Data records for software interfaces »
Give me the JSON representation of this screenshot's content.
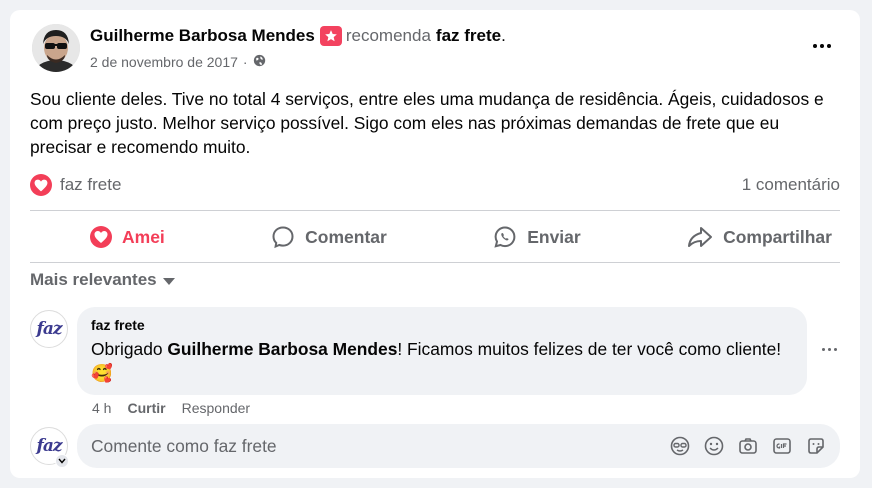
{
  "post": {
    "author": "Guilherme Barbosa Mendes",
    "recommends": "recomenda",
    "page": "faz frete",
    "period": ".",
    "date": "2 de novembro de 2017",
    "separator": "·",
    "text": "Sou cliente deles. Tive no total 4 serviços, entre eles uma mudança de residência. Ágeis, cuidadosos e com preço justo. Melhor serviço possível. Sigo com eles nas próximas demandas de frete que eu precisar e recomendo muito.",
    "reaction_by": "faz frete",
    "comment_count": "1 comentário"
  },
  "actions": {
    "love": "Amei",
    "comment": "Comentar",
    "send": "Enviar",
    "share": "Compartilhar"
  },
  "comments_section": {
    "sort_label": "Mais relevantes"
  },
  "comment": {
    "avatar_text": "faz",
    "author": "faz frete",
    "text_before": "Obrigado ",
    "mention": "Guilherme Barbosa Mendes",
    "text_after": "! Ficamos muitos felizes de ter você como cliente!",
    "emoji": "🥰",
    "time": "4 h",
    "like": "Curtir",
    "reply": "Responder"
  },
  "composer": {
    "avatar_text": "faz",
    "placeholder": "Comente como faz frete"
  },
  "icons": {
    "recommend": "recommend-star-icon",
    "privacy": "globe-icon",
    "more": "more-options-icon",
    "love": "love-icon",
    "comment": "speech-bubble-icon",
    "send": "whatsapp-icon",
    "share": "share-arrow-icon",
    "composer": [
      "avatar-sticker-icon",
      "emoji-icon",
      "camera-icon",
      "gif-icon",
      "sticker-icon"
    ]
  },
  "colors": {
    "love": "#f33e58",
    "text": "#050505",
    "muted": "#65676b",
    "bubble": "#f0f2f5",
    "brand": "#3b3a8f"
  }
}
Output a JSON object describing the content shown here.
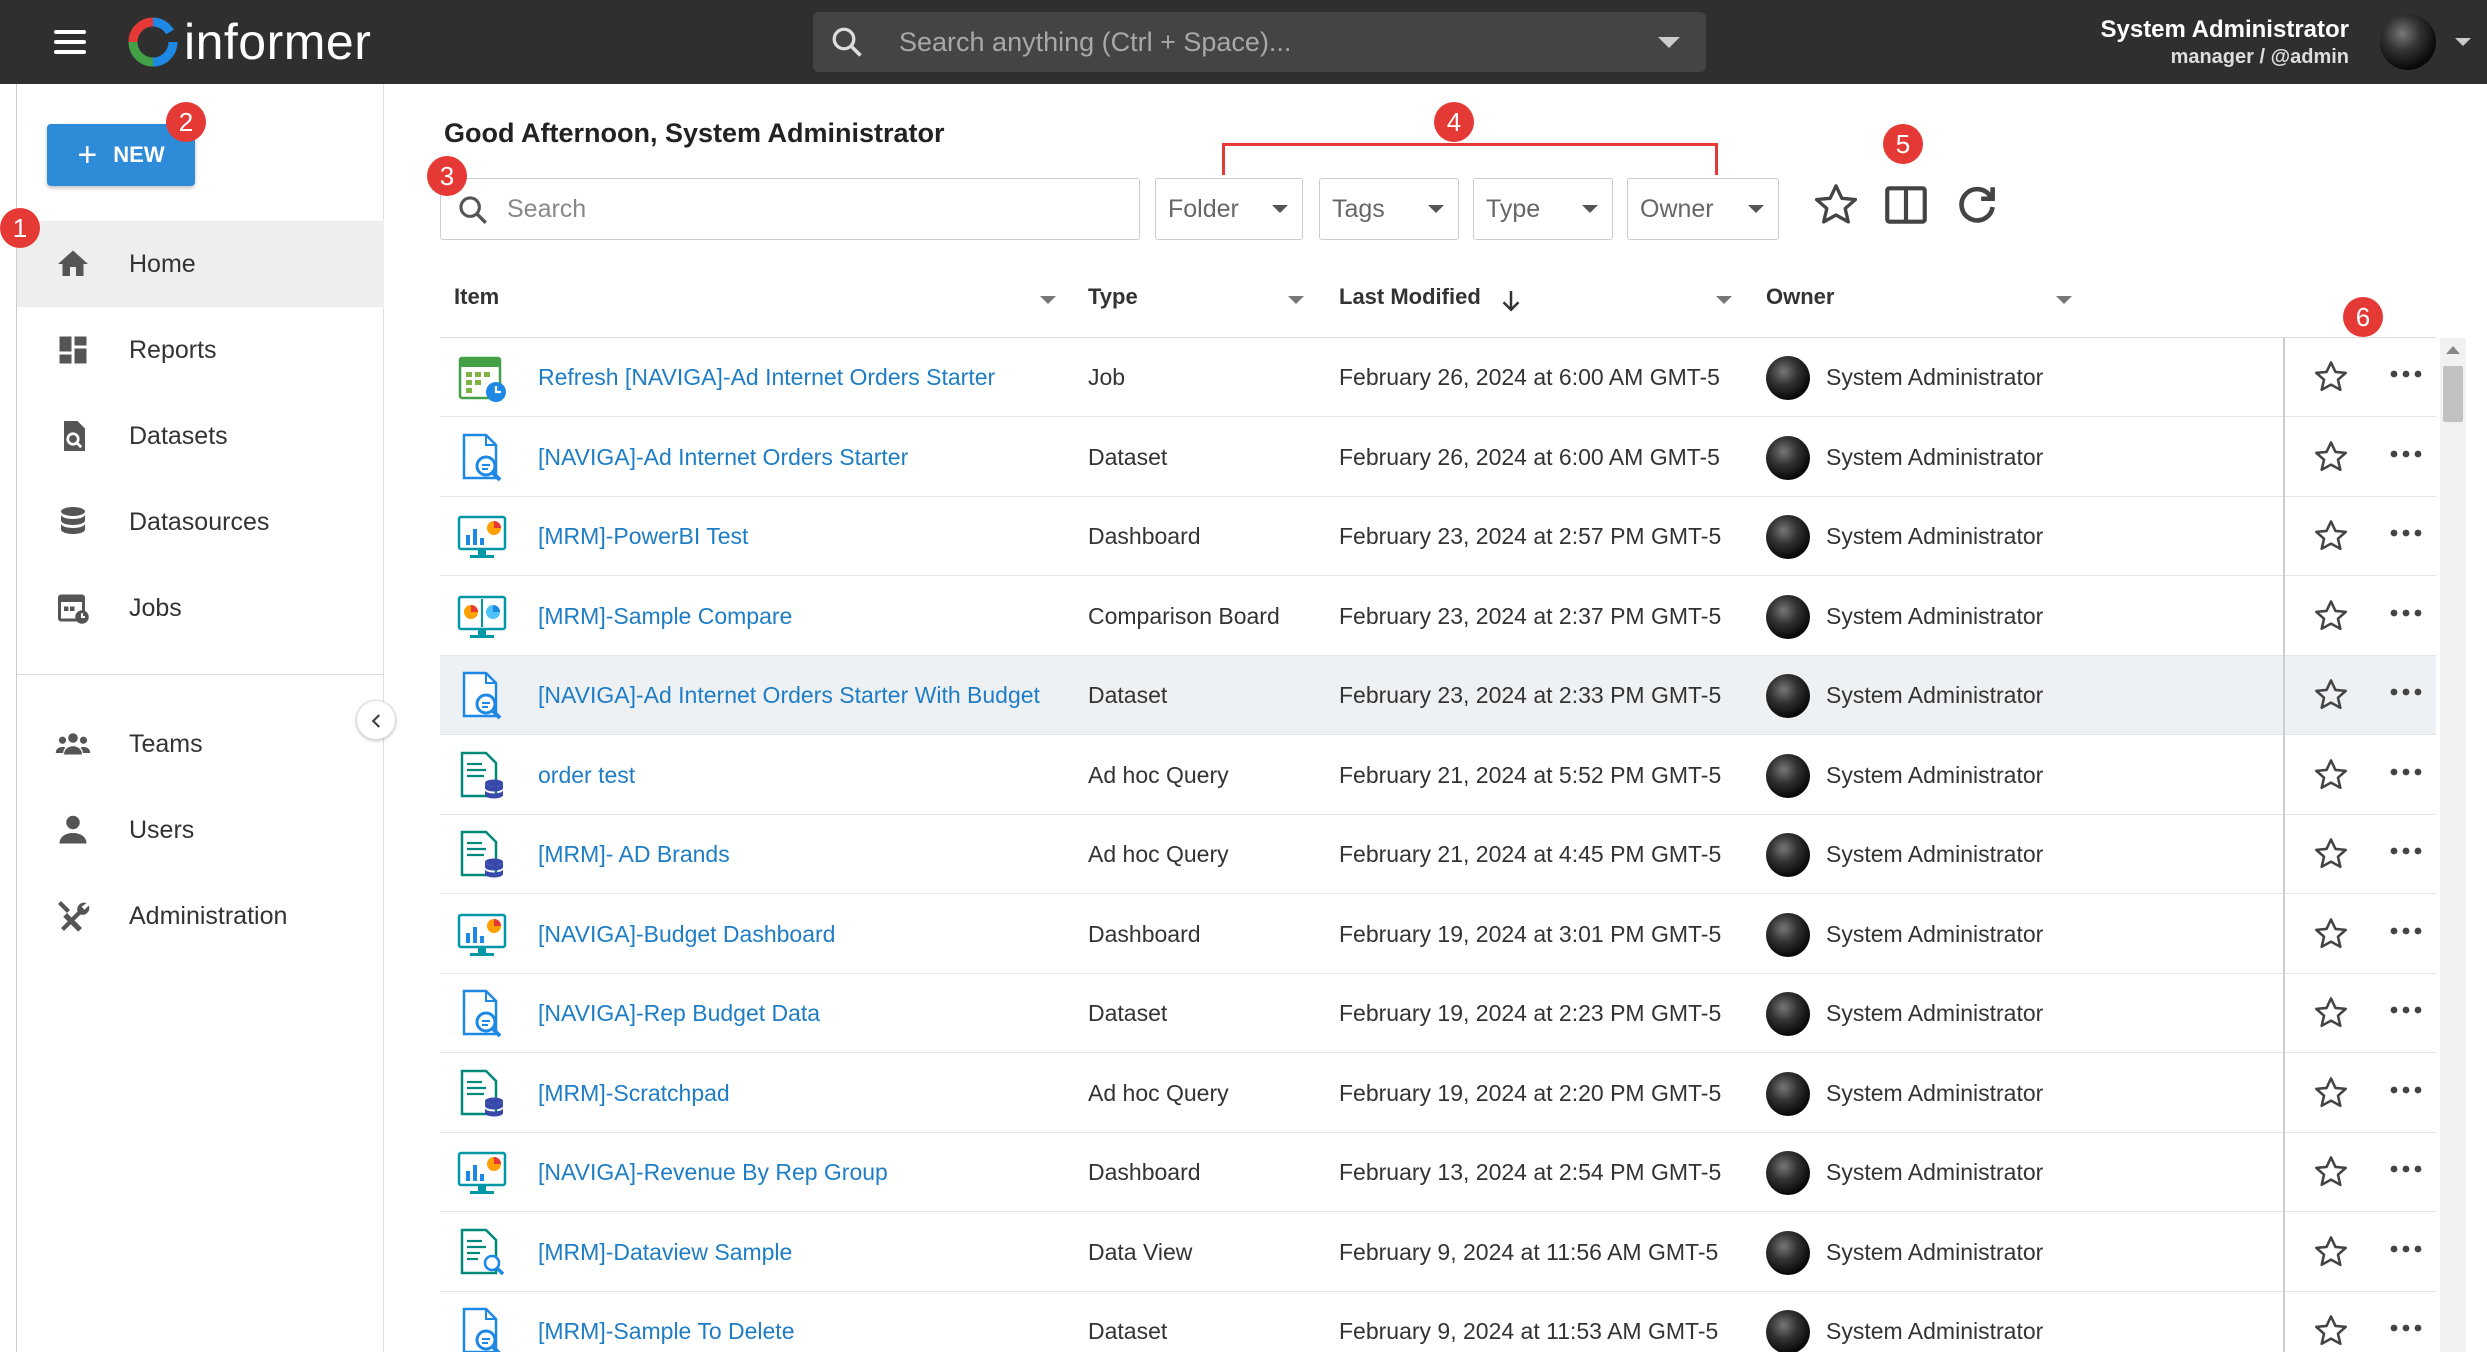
{
  "app": {
    "name": "informer"
  },
  "global_search": {
    "placeholder": "Search anything (Ctrl + Space)..."
  },
  "user": {
    "name": "System Administrator",
    "sub": "manager / @admin"
  },
  "sidebar": {
    "new_label": "NEW",
    "items": [
      {
        "label": "Home",
        "icon": "home-icon"
      },
      {
        "label": "Reports",
        "icon": "dashboard-icon"
      },
      {
        "label": "Datasets",
        "icon": "dataset-search-icon"
      },
      {
        "label": "Datasources",
        "icon": "database-icon"
      },
      {
        "label": "Jobs",
        "icon": "calendar-job-icon"
      },
      {
        "label": "Teams",
        "icon": "group-icon"
      },
      {
        "label": "Users",
        "icon": "person-icon"
      },
      {
        "label": "Administration",
        "icon": "tools-icon"
      }
    ]
  },
  "main": {
    "greeting": "Good Afternoon, System Administrator",
    "search": {
      "placeholder": "Search"
    },
    "filters": [
      "Folder",
      "Tags",
      "Type",
      "Owner"
    ]
  },
  "table": {
    "headers": {
      "item": "Item",
      "type": "Type",
      "modified": "Last Modified",
      "owner": "Owner"
    },
    "rows": [
      {
        "icon": "job",
        "name": "Refresh [NAVIGA]-Ad Internet Orders Starter",
        "type": "Job",
        "modified": "February 26, 2024 at 6:00 AM GMT-5",
        "owner": "System Administrator"
      },
      {
        "icon": "dataset",
        "name": "[NAVIGA]-Ad Internet Orders Starter",
        "type": "Dataset",
        "modified": "February 26, 2024 at 6:00 AM GMT-5",
        "owner": "System Administrator"
      },
      {
        "icon": "dashboard",
        "name": "[MRM]-PowerBI Test",
        "type": "Dashboard",
        "modified": "February 23, 2024 at 2:57 PM GMT-5",
        "owner": "System Administrator"
      },
      {
        "icon": "comparison",
        "name": "[MRM]-Sample Compare",
        "type": "Comparison Board",
        "modified": "February 23, 2024 at 2:37 PM GMT-5",
        "owner": "System Administrator"
      },
      {
        "icon": "dataset",
        "name": "[NAVIGA]-Ad Internet Orders Starter With Budget",
        "type": "Dataset",
        "modified": "February 23, 2024 at 2:33 PM GMT-5",
        "owner": "System Administrator"
      },
      {
        "icon": "query",
        "name": "order test",
        "type": "Ad hoc Query",
        "modified": "February 21, 2024 at 5:52 PM GMT-5",
        "owner": "System Administrator"
      },
      {
        "icon": "query",
        "name": "[MRM]- AD Brands",
        "type": "Ad hoc Query",
        "modified": "February 21, 2024 at 4:45 PM GMT-5",
        "owner": "System Administrator"
      },
      {
        "icon": "dashboard",
        "name": "[NAVIGA]-Budget Dashboard",
        "type": "Dashboard",
        "modified": "February 19, 2024 at 3:01 PM GMT-5",
        "owner": "System Administrator"
      },
      {
        "icon": "dataset",
        "name": "[NAVIGA]-Rep Budget Data",
        "type": "Dataset",
        "modified": "February 19, 2024 at 2:23 PM GMT-5",
        "owner": "System Administrator"
      },
      {
        "icon": "query",
        "name": "[MRM]-Scratchpad",
        "type": "Ad hoc Query",
        "modified": "February 19, 2024 at 2:20 PM GMT-5",
        "owner": "System Administrator"
      },
      {
        "icon": "dashboard",
        "name": "[NAVIGA]-Revenue By Rep Group",
        "type": "Dashboard",
        "modified": "February 13, 2024 at 2:54 PM GMT-5",
        "owner": "System Administrator"
      },
      {
        "icon": "dataview",
        "name": "[MRM]-Dataview Sample",
        "type": "Data View",
        "modified": "February 9, 2024 at 11:56 AM GMT-5",
        "owner": "System Administrator"
      },
      {
        "icon": "dataset",
        "name": "[MRM]-Sample To Delete",
        "type": "Dataset",
        "modified": "February 9, 2024 at 11:53 AM GMT-5",
        "owner": "System Administrator"
      }
    ]
  },
  "annotations": [
    "1",
    "2",
    "3",
    "4",
    "5",
    "6"
  ],
  "colors": {
    "topbar": "#2f2f2f",
    "accent": "#2e8bd8",
    "link": "#1e7dc4",
    "annotation": "#e53935"
  }
}
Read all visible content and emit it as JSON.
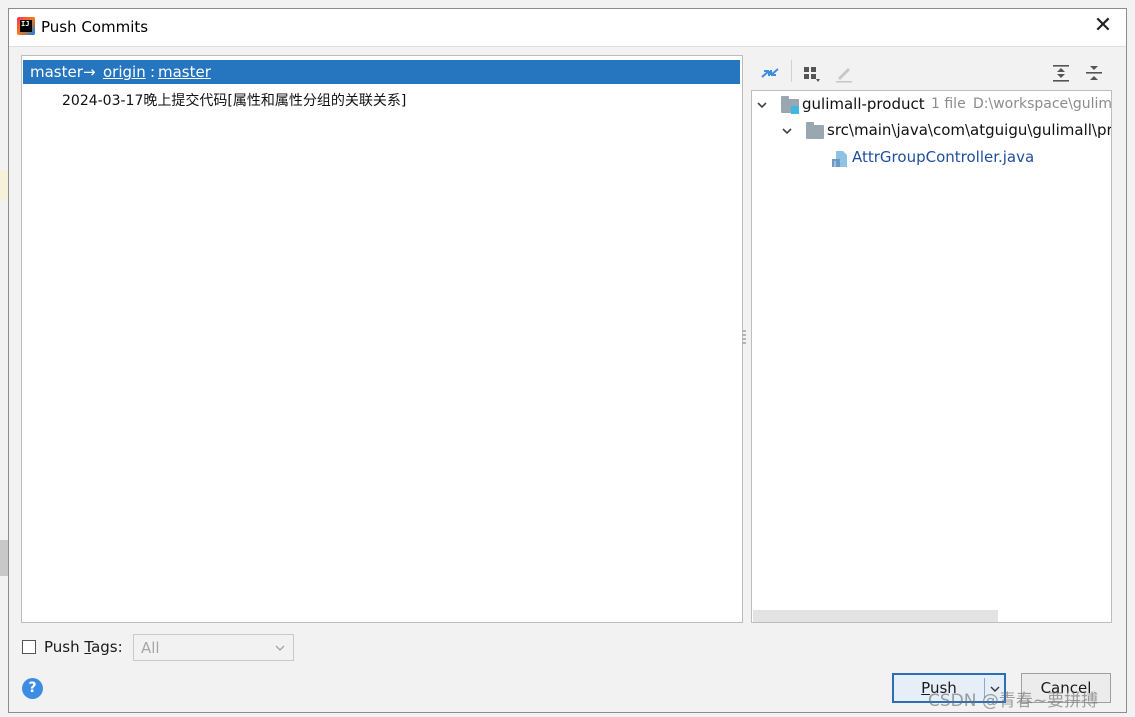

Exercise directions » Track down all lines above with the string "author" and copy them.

Result of the exercise »
    "author": "Guilherme Barbosa Mendes",
    "author": "faz frete",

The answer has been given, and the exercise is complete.